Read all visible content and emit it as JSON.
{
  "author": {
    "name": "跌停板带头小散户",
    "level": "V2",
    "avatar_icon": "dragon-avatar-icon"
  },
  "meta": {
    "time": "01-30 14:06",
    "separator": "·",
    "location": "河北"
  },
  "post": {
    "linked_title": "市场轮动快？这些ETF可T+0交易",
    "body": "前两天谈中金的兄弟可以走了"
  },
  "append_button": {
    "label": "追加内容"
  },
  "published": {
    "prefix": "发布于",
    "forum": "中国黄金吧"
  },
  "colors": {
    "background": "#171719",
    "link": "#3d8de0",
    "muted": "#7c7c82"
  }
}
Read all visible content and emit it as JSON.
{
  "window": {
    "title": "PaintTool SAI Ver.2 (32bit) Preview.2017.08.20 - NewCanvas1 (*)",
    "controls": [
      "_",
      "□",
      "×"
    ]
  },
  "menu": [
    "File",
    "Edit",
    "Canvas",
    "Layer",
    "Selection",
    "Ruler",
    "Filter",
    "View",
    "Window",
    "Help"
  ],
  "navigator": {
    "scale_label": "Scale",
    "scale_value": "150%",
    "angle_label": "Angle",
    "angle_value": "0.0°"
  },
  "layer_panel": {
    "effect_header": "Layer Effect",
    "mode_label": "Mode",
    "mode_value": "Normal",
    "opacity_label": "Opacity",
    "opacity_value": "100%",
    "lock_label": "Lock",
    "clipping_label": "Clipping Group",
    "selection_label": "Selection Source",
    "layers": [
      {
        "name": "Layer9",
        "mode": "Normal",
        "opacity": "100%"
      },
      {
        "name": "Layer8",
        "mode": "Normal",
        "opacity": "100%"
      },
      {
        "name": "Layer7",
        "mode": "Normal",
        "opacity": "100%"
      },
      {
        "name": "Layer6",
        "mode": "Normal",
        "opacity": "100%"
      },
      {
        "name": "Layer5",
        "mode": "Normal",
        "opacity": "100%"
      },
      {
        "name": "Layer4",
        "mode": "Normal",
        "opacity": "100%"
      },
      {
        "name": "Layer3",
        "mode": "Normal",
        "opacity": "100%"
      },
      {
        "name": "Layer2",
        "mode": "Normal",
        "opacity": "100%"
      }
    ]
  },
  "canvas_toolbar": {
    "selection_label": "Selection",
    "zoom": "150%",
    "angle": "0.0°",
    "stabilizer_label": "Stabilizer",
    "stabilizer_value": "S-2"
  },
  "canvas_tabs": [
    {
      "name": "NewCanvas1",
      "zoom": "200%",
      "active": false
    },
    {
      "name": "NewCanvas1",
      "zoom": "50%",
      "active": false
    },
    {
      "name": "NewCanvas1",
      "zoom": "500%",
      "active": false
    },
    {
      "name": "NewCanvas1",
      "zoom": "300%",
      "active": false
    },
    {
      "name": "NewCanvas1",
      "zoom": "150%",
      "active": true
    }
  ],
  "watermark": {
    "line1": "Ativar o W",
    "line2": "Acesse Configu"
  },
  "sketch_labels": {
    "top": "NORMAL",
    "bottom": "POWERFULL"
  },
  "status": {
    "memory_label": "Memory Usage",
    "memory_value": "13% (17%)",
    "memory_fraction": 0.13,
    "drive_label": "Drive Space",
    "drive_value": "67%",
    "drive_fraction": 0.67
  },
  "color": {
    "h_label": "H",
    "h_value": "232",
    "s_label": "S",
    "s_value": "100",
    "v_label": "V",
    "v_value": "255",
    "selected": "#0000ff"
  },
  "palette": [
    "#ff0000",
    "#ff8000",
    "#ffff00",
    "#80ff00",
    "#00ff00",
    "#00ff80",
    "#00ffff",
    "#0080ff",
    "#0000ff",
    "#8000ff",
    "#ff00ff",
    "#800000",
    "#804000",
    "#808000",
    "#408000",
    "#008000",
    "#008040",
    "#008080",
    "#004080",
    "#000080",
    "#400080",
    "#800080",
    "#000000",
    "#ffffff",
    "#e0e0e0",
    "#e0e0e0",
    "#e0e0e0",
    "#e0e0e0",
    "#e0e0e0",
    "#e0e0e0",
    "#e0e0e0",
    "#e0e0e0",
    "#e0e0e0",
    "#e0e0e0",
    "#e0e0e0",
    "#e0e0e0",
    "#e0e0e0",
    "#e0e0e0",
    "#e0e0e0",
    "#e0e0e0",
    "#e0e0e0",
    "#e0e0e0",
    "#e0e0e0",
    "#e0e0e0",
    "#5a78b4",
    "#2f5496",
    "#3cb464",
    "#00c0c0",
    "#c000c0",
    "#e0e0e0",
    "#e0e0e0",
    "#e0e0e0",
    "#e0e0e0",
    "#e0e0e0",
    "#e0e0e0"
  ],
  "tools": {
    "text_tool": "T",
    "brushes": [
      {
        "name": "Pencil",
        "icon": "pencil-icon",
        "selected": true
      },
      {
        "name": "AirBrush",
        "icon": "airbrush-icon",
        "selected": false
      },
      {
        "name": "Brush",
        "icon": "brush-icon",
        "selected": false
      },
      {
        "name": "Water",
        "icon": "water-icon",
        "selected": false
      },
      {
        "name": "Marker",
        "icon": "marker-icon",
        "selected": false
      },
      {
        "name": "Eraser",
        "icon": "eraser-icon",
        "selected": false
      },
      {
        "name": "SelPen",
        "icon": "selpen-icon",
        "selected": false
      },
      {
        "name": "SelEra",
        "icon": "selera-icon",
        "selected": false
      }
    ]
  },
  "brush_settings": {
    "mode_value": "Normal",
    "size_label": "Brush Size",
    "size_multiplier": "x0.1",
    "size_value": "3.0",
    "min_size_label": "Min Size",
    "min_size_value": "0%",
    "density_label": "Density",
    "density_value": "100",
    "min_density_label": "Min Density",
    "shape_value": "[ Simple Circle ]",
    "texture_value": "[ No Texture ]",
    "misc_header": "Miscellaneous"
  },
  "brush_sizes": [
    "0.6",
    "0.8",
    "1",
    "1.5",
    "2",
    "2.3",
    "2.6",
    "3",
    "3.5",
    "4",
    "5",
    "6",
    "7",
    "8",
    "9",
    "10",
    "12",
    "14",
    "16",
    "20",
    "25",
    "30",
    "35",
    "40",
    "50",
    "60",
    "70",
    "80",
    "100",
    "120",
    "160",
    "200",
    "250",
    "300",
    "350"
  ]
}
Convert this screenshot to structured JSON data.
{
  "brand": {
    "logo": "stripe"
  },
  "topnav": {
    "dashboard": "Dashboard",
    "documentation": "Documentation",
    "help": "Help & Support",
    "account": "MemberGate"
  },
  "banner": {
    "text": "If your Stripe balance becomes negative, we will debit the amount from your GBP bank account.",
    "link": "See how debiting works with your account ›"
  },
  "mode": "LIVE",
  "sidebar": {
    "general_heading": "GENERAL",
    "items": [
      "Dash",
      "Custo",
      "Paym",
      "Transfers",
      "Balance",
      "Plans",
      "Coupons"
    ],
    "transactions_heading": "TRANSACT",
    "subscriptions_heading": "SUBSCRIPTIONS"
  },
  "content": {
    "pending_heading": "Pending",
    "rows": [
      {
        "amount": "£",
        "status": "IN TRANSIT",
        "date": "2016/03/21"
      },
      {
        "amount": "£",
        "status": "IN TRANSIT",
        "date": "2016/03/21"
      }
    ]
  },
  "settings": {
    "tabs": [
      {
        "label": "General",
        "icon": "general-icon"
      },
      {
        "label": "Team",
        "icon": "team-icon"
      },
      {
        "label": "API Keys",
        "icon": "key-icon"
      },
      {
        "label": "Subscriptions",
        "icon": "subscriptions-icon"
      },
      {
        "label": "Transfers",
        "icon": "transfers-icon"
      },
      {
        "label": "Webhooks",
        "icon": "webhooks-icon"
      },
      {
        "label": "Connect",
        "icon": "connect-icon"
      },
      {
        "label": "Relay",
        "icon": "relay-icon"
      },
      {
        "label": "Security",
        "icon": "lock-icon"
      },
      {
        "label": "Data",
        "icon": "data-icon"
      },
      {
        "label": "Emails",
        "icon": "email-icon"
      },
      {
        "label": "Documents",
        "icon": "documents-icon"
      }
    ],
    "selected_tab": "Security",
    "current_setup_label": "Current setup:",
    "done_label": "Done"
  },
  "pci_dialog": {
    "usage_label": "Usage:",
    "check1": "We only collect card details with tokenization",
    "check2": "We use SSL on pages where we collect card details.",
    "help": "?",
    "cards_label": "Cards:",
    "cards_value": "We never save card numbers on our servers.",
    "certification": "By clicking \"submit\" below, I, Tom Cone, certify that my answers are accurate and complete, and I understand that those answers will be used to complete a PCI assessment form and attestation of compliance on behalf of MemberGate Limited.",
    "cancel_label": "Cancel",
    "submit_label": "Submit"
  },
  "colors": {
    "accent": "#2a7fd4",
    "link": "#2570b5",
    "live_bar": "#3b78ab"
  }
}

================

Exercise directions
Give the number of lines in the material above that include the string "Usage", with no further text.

Reply
2